Article by Sean Minogue, Now Toronto
“Canada’s current system of marijuana prohibition does not work,” reads the federal Liberal party’s website. That fact is all too clear to anyone waiting for the landscape to change while enduring conditions like chronic pain, post-traumatic stress disorder or serious sleep issues.
The mounting evidence about the effectiveness of medical cannabis is hard to ignore. Last year, McGill University published a study on its long-term side effects on patients with chronic pain, finding there was no increase of “serious adverse events.” A 2014 study in New Mexico found that medical cannabis accounted for a 75 per cent reduction in symptoms associated with post-traumatic stress disorder.
And when it comes to sleep disorders, Dr. Atul Khullar, a senior consultant at MedSleep clinics, has found that medical cannabis works very well for certain patients. “A lot of problems we were seeing with psychiatric issues combined with sleep issues weren’t responding to traditional therapies, or the therapies weren’t tolerated,” says Dr. Khullar. “So we began cautiously using medical cannabis for some very resistant cases and found some good success.”
The available research and positive patient experiences should hasten a change in federal legislation, but this hasn’t happened yet. Dr. Khullar believes one of the big issues could be the blurring of the various uses of cannabis.
“I think it’s two streams,” he says. “Are you using this recreationally or are you using this medically? They’re completely different, even if it’s the same product.

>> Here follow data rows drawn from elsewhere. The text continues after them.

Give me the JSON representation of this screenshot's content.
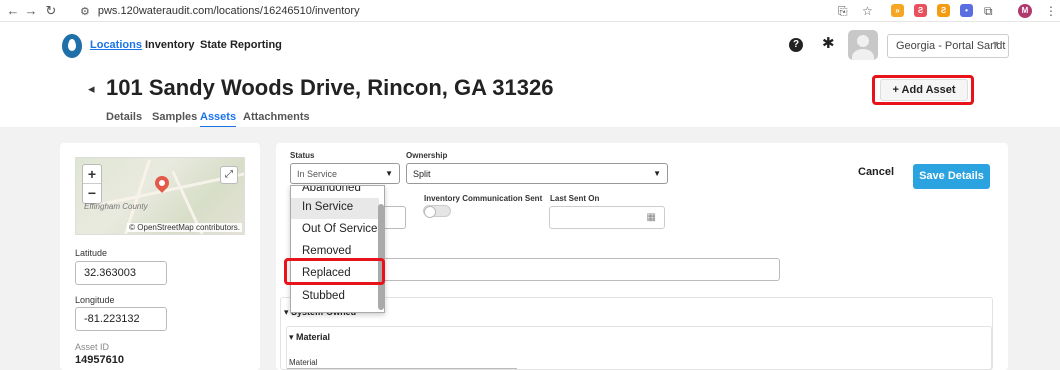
{
  "browser": {
    "url": "pws.120wateraudit.com/locations/16246510/inventory",
    "profile_initial": "M"
  },
  "nav": {
    "links": [
      "Locations",
      "Inventory",
      "State Reporting"
    ],
    "help_glyph": "?",
    "org_selector": "Georgia - Portal Sandt"
  },
  "page": {
    "title": "101 Sandy Woods Drive, Rincon, GA 31326",
    "add_asset_label": "+ Add Asset",
    "tabs": [
      "Details",
      "Samples",
      "Assets",
      "Attachments"
    ],
    "active_tab": "Assets"
  },
  "left": {
    "map_credit": "© OpenStreetMap contributors.",
    "map_place": "Effingham County",
    "latitude_label": "Latitude",
    "latitude_value": "32.363003",
    "longitude_label": "Longitude",
    "longitude_value": "-81.223132",
    "asset_id_label": "Asset ID",
    "asset_id_value": "14957610"
  },
  "form": {
    "status_label": "Status",
    "status_value": "In Service",
    "ownership_label": "Ownership",
    "ownership_value": "Split",
    "inventory_comm_label": "Inventory Communication Sent",
    "last_sent_label": "Last Sent On",
    "cancel_label": "Cancel",
    "save_label": "Save Details",
    "section_system_owned": "System-Owned",
    "section_material": "Material",
    "material_label": "Material"
  },
  "status_dropdown": {
    "options": [
      "Abandoned",
      "In Service",
      "Out Of Service",
      "Removed",
      "Replaced",
      "Stubbed"
    ],
    "hovered": "In Service",
    "highlighted": "Replaced"
  },
  "colors": {
    "accent": "#1a73e8",
    "save_button": "#2aa3e0",
    "highlight_box": "#e8131a",
    "brand": "#1f6fa8"
  }
}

This is the uniqueness of medical cannabis.” It’s also a unique problem for doctors who want to steer clear of the recreational market while also providing the best health care to patients.